Mouths are full of bacteria. While most of it is harmless, brushing and flossing helps to keep the bacteria level in your mouth under control. But without daily care, bacteria can reach levels that might lead to tooth decay and gum disease.
So, what exactly are we doing when we brush our teeth? Brushing your teeth reduces the impact of bacteria that can form acids that damage your teeth. Here are some tips on brushing:
- Take your time! The American Dental Association says you should take two minutes to brush your teeth. You want to cover the front, back and top of every tooth.
- Use a circular motion, with short strokes.
- Brush gently around your gum line.
- Replace toothbrushes at least once every 3 months or when the bristles get frayed.
Should You Plug In? Electric vs. Manual
Experts agree that you don't need to use an electric toothbrush to clean your teeth well. But some studies have shown that electric toothbrushes may be more effective in reducing plaque and gum inflammation than standard toothbrushes. Electric versions might also be easier for seniors who have trouble brushing.

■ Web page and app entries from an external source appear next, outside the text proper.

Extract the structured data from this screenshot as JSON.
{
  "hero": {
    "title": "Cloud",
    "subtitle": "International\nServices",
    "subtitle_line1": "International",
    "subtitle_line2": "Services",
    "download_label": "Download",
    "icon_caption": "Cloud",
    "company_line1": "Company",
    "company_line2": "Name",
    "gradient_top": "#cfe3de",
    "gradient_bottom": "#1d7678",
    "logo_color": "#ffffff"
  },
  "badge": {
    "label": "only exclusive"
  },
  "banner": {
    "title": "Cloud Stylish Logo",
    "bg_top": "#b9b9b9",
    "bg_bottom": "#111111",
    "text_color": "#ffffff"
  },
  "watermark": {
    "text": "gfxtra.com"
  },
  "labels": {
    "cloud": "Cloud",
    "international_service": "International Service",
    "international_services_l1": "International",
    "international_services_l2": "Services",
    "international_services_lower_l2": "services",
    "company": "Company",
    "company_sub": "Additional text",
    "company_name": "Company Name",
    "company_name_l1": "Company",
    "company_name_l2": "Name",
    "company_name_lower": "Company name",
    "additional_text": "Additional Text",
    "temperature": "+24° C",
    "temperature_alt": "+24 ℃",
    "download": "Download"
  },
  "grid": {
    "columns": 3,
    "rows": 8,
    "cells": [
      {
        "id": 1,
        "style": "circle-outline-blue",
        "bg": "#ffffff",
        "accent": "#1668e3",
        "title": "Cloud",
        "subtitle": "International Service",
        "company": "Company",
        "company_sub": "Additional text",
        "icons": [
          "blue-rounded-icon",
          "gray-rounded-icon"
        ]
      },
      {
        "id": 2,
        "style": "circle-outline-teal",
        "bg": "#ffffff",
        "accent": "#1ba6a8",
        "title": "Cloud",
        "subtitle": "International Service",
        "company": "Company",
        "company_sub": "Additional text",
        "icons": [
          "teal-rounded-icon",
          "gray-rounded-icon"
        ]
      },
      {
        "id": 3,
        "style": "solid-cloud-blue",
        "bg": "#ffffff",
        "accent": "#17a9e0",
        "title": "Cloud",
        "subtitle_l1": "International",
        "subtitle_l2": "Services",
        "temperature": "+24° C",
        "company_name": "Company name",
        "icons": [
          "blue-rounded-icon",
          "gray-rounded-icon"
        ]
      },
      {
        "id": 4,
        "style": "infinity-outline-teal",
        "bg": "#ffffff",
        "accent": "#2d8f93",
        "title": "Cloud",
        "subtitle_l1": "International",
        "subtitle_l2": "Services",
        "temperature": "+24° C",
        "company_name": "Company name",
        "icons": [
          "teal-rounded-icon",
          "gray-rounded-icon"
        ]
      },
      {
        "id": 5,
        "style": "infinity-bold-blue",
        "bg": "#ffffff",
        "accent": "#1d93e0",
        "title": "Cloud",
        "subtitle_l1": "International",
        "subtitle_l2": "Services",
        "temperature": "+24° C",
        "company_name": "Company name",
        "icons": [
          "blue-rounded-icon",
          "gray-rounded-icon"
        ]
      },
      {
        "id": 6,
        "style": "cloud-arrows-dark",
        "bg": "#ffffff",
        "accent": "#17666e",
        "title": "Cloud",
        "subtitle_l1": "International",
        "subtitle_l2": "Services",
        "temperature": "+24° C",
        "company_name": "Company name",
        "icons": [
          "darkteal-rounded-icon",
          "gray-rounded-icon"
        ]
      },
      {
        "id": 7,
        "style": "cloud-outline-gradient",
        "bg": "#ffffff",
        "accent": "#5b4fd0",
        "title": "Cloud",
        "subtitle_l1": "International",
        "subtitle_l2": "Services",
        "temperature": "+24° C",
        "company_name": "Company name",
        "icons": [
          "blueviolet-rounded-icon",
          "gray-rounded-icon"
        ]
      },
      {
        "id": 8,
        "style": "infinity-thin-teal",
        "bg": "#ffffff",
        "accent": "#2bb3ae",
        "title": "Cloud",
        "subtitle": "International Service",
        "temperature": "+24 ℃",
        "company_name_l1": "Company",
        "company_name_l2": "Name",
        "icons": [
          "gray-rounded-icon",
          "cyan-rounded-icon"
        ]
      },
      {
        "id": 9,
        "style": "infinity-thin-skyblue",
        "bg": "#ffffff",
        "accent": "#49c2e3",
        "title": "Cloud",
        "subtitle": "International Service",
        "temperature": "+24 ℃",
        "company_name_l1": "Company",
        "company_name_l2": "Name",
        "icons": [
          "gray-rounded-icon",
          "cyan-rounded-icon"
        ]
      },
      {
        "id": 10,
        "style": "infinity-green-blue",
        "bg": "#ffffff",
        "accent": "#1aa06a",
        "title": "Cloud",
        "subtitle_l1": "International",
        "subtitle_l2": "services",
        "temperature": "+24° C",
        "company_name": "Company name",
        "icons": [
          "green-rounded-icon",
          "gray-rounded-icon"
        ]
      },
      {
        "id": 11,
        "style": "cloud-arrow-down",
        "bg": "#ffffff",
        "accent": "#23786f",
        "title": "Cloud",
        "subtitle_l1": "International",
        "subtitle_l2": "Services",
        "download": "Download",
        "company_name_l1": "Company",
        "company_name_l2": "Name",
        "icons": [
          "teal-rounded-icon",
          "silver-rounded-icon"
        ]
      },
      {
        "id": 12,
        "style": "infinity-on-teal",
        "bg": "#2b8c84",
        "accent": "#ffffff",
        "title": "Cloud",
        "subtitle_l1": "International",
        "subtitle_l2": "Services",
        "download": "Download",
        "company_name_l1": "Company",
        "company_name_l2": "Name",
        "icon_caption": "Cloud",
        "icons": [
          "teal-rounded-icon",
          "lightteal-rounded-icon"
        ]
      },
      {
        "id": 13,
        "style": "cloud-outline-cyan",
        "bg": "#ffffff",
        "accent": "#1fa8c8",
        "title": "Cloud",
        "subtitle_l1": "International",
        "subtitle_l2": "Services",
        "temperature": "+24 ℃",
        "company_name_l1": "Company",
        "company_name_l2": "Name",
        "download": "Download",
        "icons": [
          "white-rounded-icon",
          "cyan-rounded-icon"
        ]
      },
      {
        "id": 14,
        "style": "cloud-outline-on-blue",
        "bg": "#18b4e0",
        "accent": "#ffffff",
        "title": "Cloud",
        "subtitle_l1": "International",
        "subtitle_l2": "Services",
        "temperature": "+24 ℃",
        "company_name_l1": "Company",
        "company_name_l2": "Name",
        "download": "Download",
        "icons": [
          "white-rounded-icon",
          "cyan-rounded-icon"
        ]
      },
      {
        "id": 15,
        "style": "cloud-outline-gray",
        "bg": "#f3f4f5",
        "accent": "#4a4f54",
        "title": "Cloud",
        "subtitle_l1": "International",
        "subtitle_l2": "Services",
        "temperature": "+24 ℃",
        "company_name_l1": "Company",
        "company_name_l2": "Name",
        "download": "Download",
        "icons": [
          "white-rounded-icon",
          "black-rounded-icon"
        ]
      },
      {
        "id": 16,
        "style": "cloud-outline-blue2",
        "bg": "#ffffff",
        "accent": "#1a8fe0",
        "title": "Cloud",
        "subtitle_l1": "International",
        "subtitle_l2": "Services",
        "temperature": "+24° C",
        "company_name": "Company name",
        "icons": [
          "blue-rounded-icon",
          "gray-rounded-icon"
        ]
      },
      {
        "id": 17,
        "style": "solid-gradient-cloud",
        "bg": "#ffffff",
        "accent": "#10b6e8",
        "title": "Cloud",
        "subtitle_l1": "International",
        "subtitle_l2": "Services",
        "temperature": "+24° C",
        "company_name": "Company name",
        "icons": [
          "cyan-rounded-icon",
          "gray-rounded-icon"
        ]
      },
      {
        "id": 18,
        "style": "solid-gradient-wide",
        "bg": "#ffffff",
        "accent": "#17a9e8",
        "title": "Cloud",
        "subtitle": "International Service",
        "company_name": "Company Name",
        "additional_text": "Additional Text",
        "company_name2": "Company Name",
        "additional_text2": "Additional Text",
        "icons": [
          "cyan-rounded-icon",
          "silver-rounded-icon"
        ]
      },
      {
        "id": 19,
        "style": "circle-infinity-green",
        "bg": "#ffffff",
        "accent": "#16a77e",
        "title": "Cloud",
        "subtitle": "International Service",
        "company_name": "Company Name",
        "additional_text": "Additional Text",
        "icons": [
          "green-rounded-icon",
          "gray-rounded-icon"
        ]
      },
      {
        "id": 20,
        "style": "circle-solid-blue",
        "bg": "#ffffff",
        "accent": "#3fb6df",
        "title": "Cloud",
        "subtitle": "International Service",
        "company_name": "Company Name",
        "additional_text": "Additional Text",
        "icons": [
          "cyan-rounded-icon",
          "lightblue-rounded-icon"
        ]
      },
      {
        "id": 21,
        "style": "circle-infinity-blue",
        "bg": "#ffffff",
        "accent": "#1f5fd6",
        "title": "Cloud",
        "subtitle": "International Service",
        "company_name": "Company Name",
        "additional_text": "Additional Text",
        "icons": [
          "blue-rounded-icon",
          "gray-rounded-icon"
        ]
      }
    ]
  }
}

Don't Forget Flossing
While there's no hard evidence that flossing prevents serious gum disease, most dentists agree flossing helps promote a healthy mouth by helping to remove plaque from the sides of your teeth. Those who don't floss seem to have higher rates of red and inflamed gums. According to Dr. Tim Iafolla, a dental expert at the National Institutes of Health, "every dentist in the country can look in someone's mouth and tell whether or not they floss." It's cheap and quick. Keep flossing in your routine.
Eating for Healthy Teeth
Healthy eating can help you keep healthy teeth. While there's no evidence that apples will really keep the dentist away, fruits and vegetables do increase saliva production. This can help make your mouth less acidic for your teeth. Peanuts and cheese do this as well. And of course, eating less sugar really does protect your teeth. One study found soft drinks, which are high in sugar and highly acidic, seemed to promote dental erosion.
Using and Choosing Mouthwash
According to the American Dental Association, mouthwash is only effective if it kills bacteria. There are certain types of mouthwash that have been shown to reduce plaque and gingivitis. The ADA recommends choosing a mouthwash that has the ADA Seal of Approval. And keep in mind that mouthwash is not a replacement for brushing.
Healthy Teeth for the Long Haul
There's no question that, as you get older, there's a higher likelihood you'll have issues with your teeth. But the evidence is also clear that people who take care in their oral health have fewer serious problems with their teeth and gums.
Most people have a dentist and a doctor. So, it can be natural to think of our teeth and gums separately from our overall health. We brush and floss just to avoid cavities.
But the fact is your oral health can affect your general health. Make sure you are seeing your dentist regularly to catch any dental problems early on when treatment is likely to be simpler and more affordable. Those visits also help prevent many problems from developing in the first place.